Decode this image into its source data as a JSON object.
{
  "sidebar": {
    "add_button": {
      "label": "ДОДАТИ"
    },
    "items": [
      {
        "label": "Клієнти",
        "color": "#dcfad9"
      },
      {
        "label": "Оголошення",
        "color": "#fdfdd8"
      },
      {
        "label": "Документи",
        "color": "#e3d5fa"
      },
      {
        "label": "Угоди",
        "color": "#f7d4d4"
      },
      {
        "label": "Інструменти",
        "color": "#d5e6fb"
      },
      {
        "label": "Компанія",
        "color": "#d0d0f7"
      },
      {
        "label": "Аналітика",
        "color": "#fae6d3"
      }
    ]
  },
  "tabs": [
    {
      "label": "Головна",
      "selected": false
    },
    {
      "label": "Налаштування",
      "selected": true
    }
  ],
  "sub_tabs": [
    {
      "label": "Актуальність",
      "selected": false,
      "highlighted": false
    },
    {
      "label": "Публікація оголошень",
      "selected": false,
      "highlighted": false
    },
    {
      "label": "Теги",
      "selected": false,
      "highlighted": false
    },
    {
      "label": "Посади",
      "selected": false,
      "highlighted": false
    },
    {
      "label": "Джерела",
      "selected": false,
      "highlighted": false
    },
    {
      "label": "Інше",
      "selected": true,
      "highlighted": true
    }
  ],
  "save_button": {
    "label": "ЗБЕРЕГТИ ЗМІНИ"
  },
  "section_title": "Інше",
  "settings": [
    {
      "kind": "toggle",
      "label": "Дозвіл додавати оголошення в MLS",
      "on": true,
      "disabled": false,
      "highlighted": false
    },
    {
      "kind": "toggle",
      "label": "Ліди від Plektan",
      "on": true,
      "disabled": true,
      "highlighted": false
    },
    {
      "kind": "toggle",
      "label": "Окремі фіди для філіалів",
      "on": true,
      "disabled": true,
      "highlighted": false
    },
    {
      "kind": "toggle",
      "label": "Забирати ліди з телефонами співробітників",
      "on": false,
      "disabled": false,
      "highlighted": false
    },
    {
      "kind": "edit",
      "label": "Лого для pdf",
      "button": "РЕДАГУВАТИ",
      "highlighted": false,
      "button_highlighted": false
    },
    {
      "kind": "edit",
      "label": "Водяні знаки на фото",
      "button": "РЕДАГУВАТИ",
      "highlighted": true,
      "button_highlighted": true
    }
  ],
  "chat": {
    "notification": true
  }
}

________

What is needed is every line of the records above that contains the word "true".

# [Answer to this exercise]
      "selected": true
      "selected": true,
      "highlighted": true
      "on": true,
      "on": true,
      "disabled": true,
      "on": true,
      "disabled": true,
      "highlighted": true,
      "button_highlighted": true
    "notification": true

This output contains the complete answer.